=== Begin Enclosure ===

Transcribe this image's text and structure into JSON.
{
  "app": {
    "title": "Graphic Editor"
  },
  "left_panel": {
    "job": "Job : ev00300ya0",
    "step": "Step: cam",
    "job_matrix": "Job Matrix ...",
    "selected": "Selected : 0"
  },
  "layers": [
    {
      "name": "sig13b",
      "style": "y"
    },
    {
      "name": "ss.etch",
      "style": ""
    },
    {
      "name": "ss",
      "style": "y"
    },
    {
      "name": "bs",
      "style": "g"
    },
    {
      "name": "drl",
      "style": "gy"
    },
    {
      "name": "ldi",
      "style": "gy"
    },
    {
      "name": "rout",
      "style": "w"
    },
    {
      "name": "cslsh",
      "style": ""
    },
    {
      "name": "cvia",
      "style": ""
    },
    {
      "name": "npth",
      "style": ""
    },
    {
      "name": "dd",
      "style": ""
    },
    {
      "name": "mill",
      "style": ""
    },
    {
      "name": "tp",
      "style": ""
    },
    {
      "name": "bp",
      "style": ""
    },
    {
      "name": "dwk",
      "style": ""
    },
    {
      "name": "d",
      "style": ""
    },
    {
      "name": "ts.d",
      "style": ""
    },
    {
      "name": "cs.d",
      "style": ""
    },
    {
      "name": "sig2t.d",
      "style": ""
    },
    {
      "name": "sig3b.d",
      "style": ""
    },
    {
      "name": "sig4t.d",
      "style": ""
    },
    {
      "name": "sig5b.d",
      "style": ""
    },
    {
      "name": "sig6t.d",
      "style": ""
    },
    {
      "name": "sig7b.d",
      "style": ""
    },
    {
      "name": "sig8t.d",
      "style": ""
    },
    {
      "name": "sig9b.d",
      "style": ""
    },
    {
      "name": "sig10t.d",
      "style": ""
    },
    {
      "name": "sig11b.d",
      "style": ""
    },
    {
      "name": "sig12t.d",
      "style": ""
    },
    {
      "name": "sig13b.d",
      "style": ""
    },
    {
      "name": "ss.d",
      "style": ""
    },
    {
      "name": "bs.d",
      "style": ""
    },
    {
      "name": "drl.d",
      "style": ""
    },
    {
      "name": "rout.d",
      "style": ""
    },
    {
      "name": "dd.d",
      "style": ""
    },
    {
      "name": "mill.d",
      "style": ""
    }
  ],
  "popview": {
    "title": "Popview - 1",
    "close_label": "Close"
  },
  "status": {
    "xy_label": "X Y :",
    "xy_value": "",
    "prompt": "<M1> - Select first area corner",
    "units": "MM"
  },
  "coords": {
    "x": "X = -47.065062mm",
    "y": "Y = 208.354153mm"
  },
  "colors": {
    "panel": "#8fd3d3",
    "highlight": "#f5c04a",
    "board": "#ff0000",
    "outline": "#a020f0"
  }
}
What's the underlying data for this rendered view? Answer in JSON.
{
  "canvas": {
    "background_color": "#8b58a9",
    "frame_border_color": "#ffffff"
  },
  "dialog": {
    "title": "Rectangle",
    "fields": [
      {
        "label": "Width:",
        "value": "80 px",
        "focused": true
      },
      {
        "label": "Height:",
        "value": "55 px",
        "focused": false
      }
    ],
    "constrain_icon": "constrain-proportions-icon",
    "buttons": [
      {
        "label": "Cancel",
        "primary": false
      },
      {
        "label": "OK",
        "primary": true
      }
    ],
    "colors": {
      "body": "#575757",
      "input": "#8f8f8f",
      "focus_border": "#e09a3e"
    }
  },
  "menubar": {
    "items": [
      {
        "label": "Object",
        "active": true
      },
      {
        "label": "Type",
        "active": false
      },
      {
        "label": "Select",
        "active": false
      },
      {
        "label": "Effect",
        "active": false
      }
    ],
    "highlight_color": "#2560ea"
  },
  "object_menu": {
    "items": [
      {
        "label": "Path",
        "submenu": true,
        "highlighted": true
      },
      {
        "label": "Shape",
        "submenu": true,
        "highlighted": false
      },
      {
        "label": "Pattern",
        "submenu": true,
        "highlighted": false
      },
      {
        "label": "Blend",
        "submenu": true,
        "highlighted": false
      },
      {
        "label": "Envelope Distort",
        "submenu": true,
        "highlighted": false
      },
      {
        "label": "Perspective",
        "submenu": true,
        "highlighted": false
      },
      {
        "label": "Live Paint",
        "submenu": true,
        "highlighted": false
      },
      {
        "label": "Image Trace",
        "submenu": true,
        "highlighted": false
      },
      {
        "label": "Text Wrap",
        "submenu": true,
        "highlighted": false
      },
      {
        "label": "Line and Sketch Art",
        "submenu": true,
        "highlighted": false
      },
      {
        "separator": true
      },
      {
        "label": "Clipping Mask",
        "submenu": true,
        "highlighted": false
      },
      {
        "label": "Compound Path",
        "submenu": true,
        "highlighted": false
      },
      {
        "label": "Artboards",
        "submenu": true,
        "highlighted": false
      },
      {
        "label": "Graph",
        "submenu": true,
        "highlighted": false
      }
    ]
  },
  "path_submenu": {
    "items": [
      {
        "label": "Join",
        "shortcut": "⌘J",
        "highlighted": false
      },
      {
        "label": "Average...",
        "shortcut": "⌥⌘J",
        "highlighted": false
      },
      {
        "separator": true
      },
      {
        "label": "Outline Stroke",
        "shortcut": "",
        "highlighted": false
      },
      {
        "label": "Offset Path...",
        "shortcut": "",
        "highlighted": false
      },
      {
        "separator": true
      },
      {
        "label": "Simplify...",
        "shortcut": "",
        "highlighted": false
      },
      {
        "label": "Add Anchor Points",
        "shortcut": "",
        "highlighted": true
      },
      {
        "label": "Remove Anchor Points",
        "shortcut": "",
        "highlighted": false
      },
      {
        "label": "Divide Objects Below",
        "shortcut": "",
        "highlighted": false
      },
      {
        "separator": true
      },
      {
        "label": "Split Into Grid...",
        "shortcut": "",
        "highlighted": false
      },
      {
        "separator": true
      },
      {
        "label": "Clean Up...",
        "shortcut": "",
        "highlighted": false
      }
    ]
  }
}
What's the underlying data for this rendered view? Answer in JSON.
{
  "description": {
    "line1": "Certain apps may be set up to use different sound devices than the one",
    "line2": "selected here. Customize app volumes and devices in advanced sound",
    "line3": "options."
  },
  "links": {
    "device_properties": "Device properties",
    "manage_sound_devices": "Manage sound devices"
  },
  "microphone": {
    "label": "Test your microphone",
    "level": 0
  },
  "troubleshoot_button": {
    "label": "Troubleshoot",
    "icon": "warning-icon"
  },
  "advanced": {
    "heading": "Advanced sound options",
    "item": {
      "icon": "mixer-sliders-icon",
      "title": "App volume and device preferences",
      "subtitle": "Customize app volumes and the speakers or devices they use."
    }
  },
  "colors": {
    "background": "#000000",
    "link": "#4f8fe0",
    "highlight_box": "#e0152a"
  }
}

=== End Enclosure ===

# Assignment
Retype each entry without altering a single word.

# The answer
Transcribe this image's text and structure into JSON.
{
  "app": {
    "title": "Graphic Editor"
  },
  "left_panel": {
    "job": "Job : ev00300ya0",
    "step": "Step: cam",
    "job_matrix": "Job Matrix ...",
    "selected": "Selected : 0"
  },
  "layers": [
    {
      "name": "sig13b",
      "style": "y"
    },
    {
      "name": "ss.etch",
      "style": ""
    },
    {
      "name": "ss",
      "style": "y"
    },
    {
      "name": "bs",
      "style": "g"
    },
    {
      "name": "drl",
      "style": "gy"
    },
    {
      "name": "ldi",
      "style": "gy"
    },
    {
      "name": "rout",
      "style": "w"
    },
    {
      "name": "cslsh",
      "style": ""
    },
    {
      "name": "cvia",
      "style": ""
    },
    {
      "name": "npth",
      "style": ""
    },
    {
      "name": "dd",
      "style": ""
    },
    {
      "name": "mill",
      "style": ""
    },
    {
      "name": "tp",
      "style": ""
    },
    {
      "name": "bp",
      "style": ""
    },
    {
      "name": "dwk",
      "style": ""
    },
    {
      "name": "d",
      "style": ""
    },
    {
      "name": "ts.d",
      "style": ""
    },
    {
      "name": "cs.d",
      "style": ""
    },
    {
      "name": "sig2t.d",
      "style": ""
    },
    {
      "name": "sig3b.d",
      "style": ""
    },
    {
      "name": "sig4t.d",
      "style": ""
    },
    {
      "name": "sig5b.d",
      "style": ""
    },
    {
      "name": "sig6t.d",
      "style": ""
    },
    {
      "name": "sig7b.d",
      "style": ""
    },
    {
      "name": "sig8t.d",
      "style": ""
    },
    {
      "name": "sig9b.d",
      "style": ""
    },
    {
      "name": "sig10t.d",
      "style": ""
    },
    {
      "name": "sig11b.d",
      "style": ""
    },
    {
      "name": "sig12t.d",
      "style": ""
    },
    {
      "name": "sig13b.d",
      "style": ""
    },
    {
      "name": "ss.d",
      "style": ""
    },
    {
      "name": "bs.d",
      "style": ""
    },
    {
      "name": "drl.d",
      "style": ""
    },
    {
      "name": "rout.d",
      "style": ""
    },
    {
      "name": "dd.d",
      "style": ""
    },
    {
      "name": "mill.d",
      "style": ""
    }
  ],
  "popview": {
    "title": "Popview - 1",
    "close_label": "Close"
  },
  "status": {
    "xy_label": "X Y :",
    "xy_value": "",
    "prompt": "<M1> - Select first area corner",
    "units": "MM"
  },
  "coords": {
    "x": "X = -47.065062mm",
    "y": "Y = 208.354153mm"
  },
  "colors": {
    "panel": "#8fd3d3",
    "highlight": "#f5c04a",
    "board": "#ff0000",
    "outline": "#a020f0"
  }
}
What's the underlying data for this rendered view? Answer in JSON.
{
  "canvas": {
    "background_color": "#8b58a9",
    "frame_border_color": "#ffffff"
  },
  "dialog": {
    "title": "Rectangle",
    "fields": [
      {
        "label": "Width:",
        "value": "80 px",
        "focused": true
      },
      {
        "label": "Height:",
        "value": "55 px",
        "focused": false
      }
    ],
    "constrain_icon": "constrain-proportions-icon",
    "buttons": [
      {
        "label": "Cancel",
        "primary": false
      },
      {
        "label": "OK",
        "primary": true
      }
    ],
    "colors": {
      "body": "#575757",
      "input": "#8f8f8f",
      "focus_border": "#e09a3e"
    }
  },
  "menubar": {
    "items": [
      {
        "label": "Object",
        "active": true
      },
      {
        "label": "Type",
        "active": false
      },
      {
        "label": "Select",
        "active": false
      },
      {
        "label": "Effect",
        "active": false
      }
    ],
    "highlight_color": "#2560ea"
  },
  "object_menu": {
    "items": [
      {
        "label": "Path",
        "submenu": true,
        "highlighted": true
      },
      {
        "label": "Shape",
        "submenu": true,
        "highlighted": false
      },
      {
        "label": "Pattern",
        "submenu": true,
        "highlighted": false
      },
      {
        "label": "Blend",
        "submenu": true,
        "highlighted": false
      },
      {
        "label": "Envelope Distort",
        "submenu": true,
        "highlighted": false
      },
      {
        "label": "Perspective",
        "submenu": true,
        "highlighted": false
      },
      {
        "label": "Live Paint",
        "submenu": true,
        "highlighted": false
      },
      {
        "label": "Image Trace",
        "submenu": true,
        "highlighted": false
      },
      {
        "label": "Text Wrap",
        "submenu": true,
        "highlighted": false
      },
      {
        "label": "Line and Sketch Art",
        "submenu": true,
        "highlighted": false
      },
      {
        "separator": true
      },
      {
        "label": "Clipping Mask",
        "submenu": true,
        "highlighted": false
      },
      {
        "label": "Compound Path",
        "submenu": true,
        "highlighted": false
      },
      {
        "label": "Artboards",
        "submenu": true,
        "highlighted": false
      },
      {
        "label": "Graph",
        "submenu": true,
        "highlighted": false
      }
    ]
  },
  "path_submenu": {
    "items": [
      {
        "label": "Join",
        "shortcut": "⌘J",
        "highlighted": false
      },
      {
        "label": "Average...",
        "shortcut": "⌥⌘J",
        "highlighted": false
      },
      {
        "separator": true
      },
      {
        "label": "Outline Stroke",
        "shortcut": "",
        "highlighted": false
      },
      {
        "label": "Offset Path...",
        "shortcut": "",
        "highlighted": false
      },
      {
        "separator": true
      },
      {
        "label": "Simplify...",
        "shortcut": "",
        "highlighted": false
      },
      {
        "label": "Add Anchor Points",
        "shortcut": "",
        "highlighted": true
      },
      {
        "label": "Remove Anchor Points",
        "shortcut": "",
        "highlighted": false
      },
      {
        "label": "Divide Objects Below",
        "shortcut": "",
        "highlighted": false
      },
      {
        "separator": true
      },
      {
        "label": "Split Into Grid...",
        "shortcut": "",
        "highlighted": false
      },
      {
        "separator": true
      },
      {
        "label": "Clean Up...",
        "shortcut": "",
        "highlighted": false
      }
    ]
  }
}
What's the underlying data for this rendered view? Answer in JSON.
{
  "description": {
    "line1": "Certain apps may be set up to use different sound devices than the one",
    "line2": "selected here. Customize app volumes and devices in advanced sound",
    "line3": "options."
  },
  "links": {
    "device_properties": "Device properties",
    "manage_sound_devices": "Manage sound devices"
  },
  "microphone": {
    "label": "Test your microphone",
    "level": 0
  },
  "troubleshoot_button": {
    "label": "Troubleshoot",
    "icon": "warning-icon"
  },
  "advanced": {
    "heading": "Advanced sound options",
    "item": {
      "icon": "mixer-sliders-icon",
      "title": "App volume and device preferences",
      "subtitle": "Customize app volumes and the speakers or devices they use."
    }
  },
  "colors": {
    "background": "#000000",
    "link": "#4f8fe0",
    "highlight_box": "#e0152a"
  }
}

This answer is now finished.